| YOUR GOAL |
Only the number is requested. Tally the lines of the data that hold the string "Choose".

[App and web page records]
┄┄┄┄┄┄

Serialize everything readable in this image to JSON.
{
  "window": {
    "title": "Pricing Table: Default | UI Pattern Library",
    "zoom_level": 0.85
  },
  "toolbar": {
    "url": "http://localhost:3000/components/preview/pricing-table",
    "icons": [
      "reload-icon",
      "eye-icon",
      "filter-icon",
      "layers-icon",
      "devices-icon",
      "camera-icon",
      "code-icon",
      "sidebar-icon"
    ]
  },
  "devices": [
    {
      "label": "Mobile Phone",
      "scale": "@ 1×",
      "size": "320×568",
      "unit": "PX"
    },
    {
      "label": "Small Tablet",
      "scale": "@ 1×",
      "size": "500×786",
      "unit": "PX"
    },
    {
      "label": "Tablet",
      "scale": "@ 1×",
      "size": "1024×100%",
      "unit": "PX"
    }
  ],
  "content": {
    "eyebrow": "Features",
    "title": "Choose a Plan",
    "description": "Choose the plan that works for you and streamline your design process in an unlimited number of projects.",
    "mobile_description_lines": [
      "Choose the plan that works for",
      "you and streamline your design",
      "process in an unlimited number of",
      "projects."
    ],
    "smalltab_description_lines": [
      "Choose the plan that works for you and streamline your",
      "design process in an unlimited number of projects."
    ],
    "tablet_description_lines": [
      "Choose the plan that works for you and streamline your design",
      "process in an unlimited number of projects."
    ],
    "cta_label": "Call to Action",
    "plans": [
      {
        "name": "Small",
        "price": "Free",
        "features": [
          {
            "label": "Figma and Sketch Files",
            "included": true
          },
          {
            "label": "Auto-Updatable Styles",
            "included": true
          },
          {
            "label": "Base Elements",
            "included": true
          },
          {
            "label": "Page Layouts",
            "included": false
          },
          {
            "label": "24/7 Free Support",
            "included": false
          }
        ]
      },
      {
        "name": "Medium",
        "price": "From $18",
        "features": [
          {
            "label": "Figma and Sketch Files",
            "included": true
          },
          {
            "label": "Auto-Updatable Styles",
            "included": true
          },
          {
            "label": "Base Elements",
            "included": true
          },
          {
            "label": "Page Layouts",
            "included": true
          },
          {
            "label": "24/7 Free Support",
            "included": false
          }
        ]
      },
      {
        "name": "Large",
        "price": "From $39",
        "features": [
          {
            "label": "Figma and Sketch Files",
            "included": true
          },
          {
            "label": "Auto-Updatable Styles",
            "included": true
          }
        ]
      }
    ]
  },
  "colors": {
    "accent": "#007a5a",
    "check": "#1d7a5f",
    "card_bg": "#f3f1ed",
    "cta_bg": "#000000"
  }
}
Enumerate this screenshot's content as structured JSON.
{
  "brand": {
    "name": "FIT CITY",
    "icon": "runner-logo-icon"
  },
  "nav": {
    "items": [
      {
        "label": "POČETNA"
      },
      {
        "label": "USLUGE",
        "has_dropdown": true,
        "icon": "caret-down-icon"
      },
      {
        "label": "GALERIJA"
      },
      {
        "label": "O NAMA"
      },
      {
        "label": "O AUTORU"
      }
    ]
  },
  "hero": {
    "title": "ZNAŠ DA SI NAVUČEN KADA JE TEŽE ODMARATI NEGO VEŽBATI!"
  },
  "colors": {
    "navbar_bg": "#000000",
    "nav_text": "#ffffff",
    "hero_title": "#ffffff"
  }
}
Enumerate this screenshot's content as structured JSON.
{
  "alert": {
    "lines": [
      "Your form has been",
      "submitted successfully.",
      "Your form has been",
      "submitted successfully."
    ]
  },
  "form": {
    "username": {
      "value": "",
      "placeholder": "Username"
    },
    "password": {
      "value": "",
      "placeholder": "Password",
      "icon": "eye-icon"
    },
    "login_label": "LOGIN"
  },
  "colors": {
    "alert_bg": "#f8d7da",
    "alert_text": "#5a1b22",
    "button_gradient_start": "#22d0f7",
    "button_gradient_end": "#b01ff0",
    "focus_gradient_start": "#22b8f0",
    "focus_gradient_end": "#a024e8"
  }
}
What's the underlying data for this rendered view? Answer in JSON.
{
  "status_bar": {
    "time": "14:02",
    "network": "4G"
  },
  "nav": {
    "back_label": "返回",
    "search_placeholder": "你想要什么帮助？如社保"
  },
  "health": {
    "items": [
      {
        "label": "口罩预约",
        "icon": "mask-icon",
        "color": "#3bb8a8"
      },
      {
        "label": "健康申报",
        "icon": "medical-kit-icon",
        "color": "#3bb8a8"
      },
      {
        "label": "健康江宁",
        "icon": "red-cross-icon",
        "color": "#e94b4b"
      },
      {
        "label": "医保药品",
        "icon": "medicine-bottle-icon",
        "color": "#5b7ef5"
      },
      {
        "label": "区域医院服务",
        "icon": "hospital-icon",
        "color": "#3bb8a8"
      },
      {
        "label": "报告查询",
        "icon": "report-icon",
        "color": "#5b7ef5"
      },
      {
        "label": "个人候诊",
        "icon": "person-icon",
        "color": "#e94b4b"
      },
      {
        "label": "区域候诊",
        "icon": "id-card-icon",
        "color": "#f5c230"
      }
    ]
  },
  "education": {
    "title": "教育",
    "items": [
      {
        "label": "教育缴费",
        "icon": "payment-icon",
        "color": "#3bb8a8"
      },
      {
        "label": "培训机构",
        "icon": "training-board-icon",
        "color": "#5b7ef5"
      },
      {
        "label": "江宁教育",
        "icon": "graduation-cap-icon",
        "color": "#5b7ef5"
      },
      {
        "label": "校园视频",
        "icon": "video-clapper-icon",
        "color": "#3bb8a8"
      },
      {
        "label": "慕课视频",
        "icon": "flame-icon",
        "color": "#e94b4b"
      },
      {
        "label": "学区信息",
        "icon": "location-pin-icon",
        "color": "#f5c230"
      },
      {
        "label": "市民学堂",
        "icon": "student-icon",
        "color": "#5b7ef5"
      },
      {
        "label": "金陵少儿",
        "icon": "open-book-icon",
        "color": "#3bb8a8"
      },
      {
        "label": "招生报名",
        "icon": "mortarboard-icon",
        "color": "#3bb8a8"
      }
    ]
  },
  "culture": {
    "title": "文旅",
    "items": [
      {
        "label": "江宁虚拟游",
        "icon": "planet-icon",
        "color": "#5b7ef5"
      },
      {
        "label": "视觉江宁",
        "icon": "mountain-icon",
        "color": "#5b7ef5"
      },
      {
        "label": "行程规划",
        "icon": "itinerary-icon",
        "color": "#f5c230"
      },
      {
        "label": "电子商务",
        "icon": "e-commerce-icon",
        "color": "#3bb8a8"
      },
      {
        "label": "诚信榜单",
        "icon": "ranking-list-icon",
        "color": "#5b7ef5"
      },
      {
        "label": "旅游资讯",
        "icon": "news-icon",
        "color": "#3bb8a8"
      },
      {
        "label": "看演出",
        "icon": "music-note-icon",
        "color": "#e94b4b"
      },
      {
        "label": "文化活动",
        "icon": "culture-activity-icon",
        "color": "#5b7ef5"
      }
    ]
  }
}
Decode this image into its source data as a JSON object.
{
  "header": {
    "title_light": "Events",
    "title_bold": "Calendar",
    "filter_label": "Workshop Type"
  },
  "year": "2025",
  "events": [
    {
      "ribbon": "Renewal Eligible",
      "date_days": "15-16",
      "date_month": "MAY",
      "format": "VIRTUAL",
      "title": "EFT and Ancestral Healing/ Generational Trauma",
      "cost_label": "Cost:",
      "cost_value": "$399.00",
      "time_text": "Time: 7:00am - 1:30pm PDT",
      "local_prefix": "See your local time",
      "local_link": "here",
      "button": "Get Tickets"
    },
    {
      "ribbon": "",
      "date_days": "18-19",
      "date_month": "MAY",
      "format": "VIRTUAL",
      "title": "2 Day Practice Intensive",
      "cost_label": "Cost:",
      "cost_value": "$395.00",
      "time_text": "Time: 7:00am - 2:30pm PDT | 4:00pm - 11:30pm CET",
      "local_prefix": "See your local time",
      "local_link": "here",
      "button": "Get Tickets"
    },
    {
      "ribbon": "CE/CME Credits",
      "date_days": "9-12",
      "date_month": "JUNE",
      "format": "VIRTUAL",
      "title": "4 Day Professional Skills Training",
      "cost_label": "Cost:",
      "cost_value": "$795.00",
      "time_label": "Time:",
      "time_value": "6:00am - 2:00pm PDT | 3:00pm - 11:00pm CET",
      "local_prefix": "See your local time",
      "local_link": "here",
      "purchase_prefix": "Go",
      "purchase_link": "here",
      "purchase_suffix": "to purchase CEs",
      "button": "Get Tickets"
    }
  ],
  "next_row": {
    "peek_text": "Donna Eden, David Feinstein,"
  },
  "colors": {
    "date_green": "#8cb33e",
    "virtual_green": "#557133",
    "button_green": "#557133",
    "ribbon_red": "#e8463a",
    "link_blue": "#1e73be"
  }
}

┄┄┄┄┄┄

| ANSWER BELOW |
5